Out of the data below, copy every line with the string "Dedicated".
━━━ The data ━━━
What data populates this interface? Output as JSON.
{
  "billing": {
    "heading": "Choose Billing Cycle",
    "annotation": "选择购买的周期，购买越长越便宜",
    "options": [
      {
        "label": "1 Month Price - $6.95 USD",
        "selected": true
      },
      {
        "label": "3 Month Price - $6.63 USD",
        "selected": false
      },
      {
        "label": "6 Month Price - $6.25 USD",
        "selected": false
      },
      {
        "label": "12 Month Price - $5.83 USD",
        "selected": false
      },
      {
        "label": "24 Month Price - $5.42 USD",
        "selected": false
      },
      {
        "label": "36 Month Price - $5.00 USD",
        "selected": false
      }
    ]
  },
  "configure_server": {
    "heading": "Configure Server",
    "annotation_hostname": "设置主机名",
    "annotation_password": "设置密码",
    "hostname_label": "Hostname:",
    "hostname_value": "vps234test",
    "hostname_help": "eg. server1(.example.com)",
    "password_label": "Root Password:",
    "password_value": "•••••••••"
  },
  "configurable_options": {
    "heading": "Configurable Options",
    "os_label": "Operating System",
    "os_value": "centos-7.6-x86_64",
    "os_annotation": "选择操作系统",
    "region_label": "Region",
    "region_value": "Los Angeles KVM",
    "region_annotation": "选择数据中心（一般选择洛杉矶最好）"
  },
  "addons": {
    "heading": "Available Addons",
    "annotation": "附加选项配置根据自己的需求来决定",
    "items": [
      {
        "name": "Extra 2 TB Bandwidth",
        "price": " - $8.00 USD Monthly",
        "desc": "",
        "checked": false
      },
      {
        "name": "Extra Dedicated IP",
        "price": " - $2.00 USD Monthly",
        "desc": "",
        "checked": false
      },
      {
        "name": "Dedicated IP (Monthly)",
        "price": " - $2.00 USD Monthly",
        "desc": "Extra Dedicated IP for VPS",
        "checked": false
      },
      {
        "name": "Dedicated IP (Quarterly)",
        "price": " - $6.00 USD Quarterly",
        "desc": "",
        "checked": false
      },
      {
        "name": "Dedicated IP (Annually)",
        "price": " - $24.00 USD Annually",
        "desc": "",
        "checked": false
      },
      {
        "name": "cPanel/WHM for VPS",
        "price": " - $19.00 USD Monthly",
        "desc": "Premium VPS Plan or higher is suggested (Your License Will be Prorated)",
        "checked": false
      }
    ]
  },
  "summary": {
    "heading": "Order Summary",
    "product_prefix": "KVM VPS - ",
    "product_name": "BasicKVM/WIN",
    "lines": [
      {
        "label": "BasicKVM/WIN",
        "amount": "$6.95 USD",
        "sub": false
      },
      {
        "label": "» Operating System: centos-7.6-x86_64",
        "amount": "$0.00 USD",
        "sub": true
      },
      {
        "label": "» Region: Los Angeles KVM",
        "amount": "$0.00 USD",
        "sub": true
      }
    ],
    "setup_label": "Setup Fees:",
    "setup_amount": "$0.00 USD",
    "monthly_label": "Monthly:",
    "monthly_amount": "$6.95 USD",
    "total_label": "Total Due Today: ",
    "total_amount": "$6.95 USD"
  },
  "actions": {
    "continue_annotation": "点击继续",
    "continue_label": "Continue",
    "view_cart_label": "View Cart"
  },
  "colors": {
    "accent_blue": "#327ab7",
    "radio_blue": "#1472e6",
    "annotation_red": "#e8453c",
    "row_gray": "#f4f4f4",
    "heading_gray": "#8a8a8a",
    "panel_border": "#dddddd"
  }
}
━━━
» Expected answer:
        "name": "Extra Dedicated IP",
        "name": "Dedicated IP (Monthly)",
        "desc": "Extra Dedicated IP for VPS",
        "name": "Dedicated IP (Quarterly)",
        "name": "Dedicated IP (Annually)",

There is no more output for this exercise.